== To do ==
Set out each line from the following listing that includes the word "hours".

----

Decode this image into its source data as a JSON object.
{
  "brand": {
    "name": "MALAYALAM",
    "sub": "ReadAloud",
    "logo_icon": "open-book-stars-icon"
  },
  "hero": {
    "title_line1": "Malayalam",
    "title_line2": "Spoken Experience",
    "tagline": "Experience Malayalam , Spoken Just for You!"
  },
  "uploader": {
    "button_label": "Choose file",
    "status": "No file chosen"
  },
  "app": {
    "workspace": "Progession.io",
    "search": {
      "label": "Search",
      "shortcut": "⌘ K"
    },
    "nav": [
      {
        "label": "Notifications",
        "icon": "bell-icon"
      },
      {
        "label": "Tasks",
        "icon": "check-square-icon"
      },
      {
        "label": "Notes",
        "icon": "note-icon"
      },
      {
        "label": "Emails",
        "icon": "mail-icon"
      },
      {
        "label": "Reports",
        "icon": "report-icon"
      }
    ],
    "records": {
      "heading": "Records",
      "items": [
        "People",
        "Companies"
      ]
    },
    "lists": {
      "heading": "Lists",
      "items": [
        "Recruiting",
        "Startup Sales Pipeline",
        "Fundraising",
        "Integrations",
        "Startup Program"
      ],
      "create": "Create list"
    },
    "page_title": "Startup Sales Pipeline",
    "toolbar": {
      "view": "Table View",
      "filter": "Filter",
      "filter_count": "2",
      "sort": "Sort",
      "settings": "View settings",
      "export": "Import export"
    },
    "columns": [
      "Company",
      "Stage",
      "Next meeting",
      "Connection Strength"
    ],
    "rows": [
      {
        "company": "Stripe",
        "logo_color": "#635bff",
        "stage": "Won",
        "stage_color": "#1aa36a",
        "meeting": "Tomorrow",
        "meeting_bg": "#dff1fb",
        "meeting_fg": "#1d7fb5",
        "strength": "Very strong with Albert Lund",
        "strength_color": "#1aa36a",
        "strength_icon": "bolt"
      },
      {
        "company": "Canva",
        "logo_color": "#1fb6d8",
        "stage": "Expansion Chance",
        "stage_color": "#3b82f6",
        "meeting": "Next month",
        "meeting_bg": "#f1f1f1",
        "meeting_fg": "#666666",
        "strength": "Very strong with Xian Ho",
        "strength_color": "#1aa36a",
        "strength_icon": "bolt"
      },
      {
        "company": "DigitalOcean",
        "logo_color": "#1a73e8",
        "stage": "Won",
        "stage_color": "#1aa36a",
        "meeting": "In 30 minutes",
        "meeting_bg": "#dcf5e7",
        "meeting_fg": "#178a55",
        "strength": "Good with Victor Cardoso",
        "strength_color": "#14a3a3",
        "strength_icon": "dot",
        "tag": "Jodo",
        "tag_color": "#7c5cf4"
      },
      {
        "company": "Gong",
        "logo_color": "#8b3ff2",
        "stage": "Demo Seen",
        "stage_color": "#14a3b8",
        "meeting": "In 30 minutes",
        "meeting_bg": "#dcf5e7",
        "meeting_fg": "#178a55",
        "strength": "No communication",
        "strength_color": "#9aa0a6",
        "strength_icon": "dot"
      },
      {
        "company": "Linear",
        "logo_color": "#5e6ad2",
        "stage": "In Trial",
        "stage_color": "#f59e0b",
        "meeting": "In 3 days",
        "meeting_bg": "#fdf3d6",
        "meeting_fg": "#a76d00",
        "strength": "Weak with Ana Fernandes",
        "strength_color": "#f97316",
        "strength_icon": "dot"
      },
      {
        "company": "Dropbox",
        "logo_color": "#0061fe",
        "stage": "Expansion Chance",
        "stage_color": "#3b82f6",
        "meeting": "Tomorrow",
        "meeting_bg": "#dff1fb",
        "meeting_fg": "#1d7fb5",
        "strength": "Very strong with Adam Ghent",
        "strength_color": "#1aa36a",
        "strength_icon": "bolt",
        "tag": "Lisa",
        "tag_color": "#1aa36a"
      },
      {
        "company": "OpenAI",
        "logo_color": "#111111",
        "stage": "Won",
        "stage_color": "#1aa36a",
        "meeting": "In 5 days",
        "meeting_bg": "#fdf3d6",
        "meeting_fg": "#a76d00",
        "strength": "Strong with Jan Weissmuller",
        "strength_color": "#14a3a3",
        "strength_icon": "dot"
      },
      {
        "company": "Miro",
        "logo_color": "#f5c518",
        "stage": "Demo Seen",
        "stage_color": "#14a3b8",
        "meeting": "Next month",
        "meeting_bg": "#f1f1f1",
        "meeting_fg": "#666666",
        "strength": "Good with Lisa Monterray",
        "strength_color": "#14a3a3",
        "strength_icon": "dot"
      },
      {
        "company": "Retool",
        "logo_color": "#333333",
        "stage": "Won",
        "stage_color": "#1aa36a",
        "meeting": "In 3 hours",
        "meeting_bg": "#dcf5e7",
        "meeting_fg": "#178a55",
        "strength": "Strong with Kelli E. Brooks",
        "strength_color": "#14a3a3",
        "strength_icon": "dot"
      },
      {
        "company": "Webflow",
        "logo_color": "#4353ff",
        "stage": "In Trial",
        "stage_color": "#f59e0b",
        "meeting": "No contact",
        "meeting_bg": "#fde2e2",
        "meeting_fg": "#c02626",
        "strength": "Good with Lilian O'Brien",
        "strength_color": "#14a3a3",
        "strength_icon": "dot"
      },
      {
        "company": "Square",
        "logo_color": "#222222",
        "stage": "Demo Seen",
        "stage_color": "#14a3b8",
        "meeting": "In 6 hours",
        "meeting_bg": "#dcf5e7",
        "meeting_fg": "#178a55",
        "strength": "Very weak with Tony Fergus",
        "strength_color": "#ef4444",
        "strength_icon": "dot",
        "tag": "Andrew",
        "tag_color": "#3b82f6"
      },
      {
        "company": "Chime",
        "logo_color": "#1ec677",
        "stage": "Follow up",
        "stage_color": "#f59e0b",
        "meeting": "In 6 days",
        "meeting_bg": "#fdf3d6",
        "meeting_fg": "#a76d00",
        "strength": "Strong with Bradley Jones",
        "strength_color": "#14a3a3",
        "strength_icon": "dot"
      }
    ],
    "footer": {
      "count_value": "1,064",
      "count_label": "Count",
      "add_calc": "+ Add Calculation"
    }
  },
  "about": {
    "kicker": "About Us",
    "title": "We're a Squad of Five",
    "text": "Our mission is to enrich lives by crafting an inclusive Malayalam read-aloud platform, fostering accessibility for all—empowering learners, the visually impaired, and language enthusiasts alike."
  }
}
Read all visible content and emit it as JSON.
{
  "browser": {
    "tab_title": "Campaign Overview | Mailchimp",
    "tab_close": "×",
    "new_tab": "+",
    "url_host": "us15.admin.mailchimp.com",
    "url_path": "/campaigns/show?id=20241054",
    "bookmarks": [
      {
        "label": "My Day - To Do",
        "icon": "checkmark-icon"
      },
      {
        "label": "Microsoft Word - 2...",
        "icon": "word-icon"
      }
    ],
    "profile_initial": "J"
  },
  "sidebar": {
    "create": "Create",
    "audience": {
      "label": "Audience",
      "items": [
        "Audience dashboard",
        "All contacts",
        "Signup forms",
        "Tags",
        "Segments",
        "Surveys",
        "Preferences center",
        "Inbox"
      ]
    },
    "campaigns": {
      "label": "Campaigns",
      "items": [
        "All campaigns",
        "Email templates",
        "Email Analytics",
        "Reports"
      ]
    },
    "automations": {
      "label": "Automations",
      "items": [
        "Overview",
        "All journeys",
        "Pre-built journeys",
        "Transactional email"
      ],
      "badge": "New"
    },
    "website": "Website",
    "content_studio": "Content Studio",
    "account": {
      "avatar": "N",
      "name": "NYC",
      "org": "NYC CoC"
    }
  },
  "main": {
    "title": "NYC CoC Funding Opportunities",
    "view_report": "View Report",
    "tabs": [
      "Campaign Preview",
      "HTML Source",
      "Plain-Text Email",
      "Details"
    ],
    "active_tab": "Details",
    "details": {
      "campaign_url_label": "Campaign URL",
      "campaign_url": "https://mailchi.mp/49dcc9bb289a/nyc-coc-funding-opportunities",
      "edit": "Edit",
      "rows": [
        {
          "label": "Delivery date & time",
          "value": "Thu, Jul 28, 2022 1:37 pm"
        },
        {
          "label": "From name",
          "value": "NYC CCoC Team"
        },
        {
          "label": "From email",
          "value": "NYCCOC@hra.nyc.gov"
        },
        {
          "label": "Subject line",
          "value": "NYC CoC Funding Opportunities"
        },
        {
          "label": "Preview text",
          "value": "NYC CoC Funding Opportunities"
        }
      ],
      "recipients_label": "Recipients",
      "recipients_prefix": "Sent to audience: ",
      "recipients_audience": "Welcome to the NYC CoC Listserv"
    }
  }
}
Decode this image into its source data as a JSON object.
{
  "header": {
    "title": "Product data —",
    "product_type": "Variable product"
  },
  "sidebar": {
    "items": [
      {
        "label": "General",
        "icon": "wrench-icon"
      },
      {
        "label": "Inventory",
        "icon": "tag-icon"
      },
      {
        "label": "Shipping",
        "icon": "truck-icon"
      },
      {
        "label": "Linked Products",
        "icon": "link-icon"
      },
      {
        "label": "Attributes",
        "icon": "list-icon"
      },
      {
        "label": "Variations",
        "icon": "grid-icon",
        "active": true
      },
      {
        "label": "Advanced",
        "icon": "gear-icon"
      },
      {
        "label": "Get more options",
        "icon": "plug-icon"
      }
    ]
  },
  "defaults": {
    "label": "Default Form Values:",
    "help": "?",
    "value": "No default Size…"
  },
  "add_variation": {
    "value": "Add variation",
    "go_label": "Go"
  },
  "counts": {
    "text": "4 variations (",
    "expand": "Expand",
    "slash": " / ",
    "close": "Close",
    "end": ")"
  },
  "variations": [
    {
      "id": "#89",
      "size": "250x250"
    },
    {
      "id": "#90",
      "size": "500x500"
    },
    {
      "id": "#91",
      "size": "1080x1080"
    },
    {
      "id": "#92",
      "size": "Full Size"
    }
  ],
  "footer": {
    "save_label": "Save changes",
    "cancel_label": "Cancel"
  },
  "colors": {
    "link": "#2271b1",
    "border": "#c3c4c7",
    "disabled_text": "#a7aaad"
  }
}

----

== Solution to the problem ==
        "meeting": "In 3 hours",
        "meeting": "In 6 hours",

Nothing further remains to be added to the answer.